Brooklyn, one building at a time.
Name: Pratt Row
Address: 177 Steuben Street
Cross Streets: Willoughby and Pratt Campus
Neighborhood: Clinton Hill
Year Built: 1907
Architectural Style: Colonial Revival
Architect: Hobart A. Walker
Other works by architect: 443 Clinton Avenue mansion; buildings in East Orange, N.J., and Baltimore, M.D.
Landmarked: Yes, individually landmarked 1981
The story: I’ve long been fascinated with Pratt Row. The three blocks of the Row looked like a little English village in the middle of an urban campus. I could never understand why they looked so ratty and in need of repair if they were faculty housing. Ha! Welcome to the inexplicable world of New York real estate, and the machinations of campus politics.

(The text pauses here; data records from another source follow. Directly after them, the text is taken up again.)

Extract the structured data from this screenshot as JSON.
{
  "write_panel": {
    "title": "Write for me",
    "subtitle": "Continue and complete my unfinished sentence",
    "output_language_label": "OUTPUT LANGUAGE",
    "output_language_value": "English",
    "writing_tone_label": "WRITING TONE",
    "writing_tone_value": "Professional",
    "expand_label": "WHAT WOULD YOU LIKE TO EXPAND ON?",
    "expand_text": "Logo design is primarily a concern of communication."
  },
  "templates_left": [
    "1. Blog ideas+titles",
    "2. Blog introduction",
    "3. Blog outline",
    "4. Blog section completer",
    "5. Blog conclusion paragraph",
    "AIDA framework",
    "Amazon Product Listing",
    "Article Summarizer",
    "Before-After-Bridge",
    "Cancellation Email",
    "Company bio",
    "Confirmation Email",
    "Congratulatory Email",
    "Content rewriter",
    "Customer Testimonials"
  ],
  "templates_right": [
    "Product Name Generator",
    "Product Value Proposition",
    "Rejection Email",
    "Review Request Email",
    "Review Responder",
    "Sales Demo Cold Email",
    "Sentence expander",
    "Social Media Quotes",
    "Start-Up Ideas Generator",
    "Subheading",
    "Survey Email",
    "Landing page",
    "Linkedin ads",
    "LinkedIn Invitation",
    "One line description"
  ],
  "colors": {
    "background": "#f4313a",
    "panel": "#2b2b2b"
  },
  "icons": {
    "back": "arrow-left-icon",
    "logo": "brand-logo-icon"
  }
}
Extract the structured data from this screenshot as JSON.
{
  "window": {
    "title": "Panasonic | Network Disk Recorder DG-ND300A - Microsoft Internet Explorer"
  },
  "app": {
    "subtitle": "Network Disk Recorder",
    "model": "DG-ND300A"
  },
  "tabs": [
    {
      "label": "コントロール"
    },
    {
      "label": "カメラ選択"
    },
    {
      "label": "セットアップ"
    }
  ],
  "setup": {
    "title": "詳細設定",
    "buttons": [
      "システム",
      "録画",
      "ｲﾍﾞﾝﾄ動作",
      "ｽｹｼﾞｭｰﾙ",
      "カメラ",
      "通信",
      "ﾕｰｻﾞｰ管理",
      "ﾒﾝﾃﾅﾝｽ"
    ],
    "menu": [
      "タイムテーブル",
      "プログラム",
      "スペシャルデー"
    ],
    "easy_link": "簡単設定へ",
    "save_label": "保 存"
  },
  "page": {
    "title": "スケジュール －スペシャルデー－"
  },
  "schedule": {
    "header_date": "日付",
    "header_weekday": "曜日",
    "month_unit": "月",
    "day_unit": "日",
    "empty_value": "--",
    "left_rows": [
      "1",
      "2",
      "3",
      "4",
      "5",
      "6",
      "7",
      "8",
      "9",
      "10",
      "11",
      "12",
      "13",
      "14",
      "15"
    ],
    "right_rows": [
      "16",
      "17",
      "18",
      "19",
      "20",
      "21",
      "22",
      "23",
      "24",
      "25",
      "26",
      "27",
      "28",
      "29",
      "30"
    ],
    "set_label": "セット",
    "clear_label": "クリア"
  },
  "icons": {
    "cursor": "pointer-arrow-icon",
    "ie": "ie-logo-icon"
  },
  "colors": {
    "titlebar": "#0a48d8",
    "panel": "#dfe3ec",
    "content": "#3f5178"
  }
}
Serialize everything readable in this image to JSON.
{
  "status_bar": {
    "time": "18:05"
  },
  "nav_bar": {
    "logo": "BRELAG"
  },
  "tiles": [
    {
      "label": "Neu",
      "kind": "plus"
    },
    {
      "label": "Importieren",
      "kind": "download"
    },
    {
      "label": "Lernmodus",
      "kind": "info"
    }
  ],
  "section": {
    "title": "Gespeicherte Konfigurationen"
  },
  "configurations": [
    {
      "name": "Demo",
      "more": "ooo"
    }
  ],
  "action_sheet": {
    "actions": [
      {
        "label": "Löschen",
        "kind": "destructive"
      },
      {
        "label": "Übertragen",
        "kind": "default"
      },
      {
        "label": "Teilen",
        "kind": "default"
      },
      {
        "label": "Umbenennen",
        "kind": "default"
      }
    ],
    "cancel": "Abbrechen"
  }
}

Pratt Row is comprised of three streets: Willoughby, Steuben and Emerson, with 27 houses total, the fronts facing the streets, the backs facing a center garden divided by two alleyways. The houses alternate between two styles: a partially stuccoed house with a peaked gable; the other, all brick with a stepped gable. They share many of the same features: the long double doors, half-timbered bays and diamond-paned upper sash windows on the second floor. The houses were designed to be faculty housing and, in fact, have a mandate from the Pratt family that they remain so.
In spite of that mandate, many of the houses had deteriorated beyond the point of habitability, and the majority of the row has been empty for many years. In the past three years, many of them have been rehabbed and just sit empty for reasons not known to me. Too bad, too, as they are extremely attractive houses, and have the added perk of having deep common gardens in the enclosed alleyways between the streets.
I don’t know what the timetable on these houses are, or the reason Pratt is waiting to fill them, but I hope to one day see them filled with faculty and families, as they were meant to be. The entire row was landmarked in 1981. GMAP
(Originally posted Oct. 15, 2010)